YOUR OBJECTIVE: For the records below, print every one exactly, with nothing dropped.

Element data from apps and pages
*-*-*

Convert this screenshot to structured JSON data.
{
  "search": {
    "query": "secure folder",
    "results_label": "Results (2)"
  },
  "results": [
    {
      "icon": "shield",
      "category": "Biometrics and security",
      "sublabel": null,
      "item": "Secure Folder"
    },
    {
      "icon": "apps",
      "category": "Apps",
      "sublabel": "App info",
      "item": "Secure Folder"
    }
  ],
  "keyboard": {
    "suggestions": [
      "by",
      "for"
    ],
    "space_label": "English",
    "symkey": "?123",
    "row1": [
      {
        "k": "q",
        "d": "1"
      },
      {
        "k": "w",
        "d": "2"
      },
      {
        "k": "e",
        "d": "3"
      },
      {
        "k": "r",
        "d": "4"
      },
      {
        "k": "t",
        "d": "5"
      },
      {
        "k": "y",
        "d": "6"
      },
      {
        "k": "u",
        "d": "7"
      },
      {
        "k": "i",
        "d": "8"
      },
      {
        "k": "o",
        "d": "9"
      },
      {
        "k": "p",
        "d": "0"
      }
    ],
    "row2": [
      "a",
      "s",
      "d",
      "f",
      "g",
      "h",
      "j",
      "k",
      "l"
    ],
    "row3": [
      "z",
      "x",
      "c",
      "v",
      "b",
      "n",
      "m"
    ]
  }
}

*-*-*

TASK RESULT:
Convert this screenshot to structured JSON data.
{
  "search": {
    "query": "secure folder",
    "results_label": "Results (2)"
  },
  "results": [
    {
      "icon": "shield",
      "category": "Biometrics and security",
      "sublabel": null,
      "item": "Secure Folder"
    },
    {
      "icon": "apps",
      "category": "Apps",
      "sublabel": "App info",
      "item": "Secure Folder"
    }
  ],
  "keyboard": {
    "suggestions": [
      "by",
      "for"
    ],
    "space_label": "English",
    "symkey": "?123",
    "row1": [
      {
        "k": "q",
        "d": "1"
      },
      {
        "k": "w",
        "d": "2"
      },
      {
        "k": "e",
        "d": "3"
      },
      {
        "k": "r",
        "d": "4"
      },
      {
        "k": "t",
        "d": "5"
      },
      {
        "k": "y",
        "d": "6"
      },
      {
        "k": "u",
        "d": "7"
      },
      {
        "k": "i",
        "d": "8"
      },
      {
        "k": "o",
        "d": "9"
      },
      {
        "k": "p",
        "d": "0"
      }
    ],
    "row2": [
      "a",
      "s",
      "d",
      "f",
      "g",
      "h",
      "j",
      "k",
      "l"
    ],
    "row3": [
      "z",
      "x",
      "c",
      "v",
      "b",
      "n",
      "m"
    ]
  }
}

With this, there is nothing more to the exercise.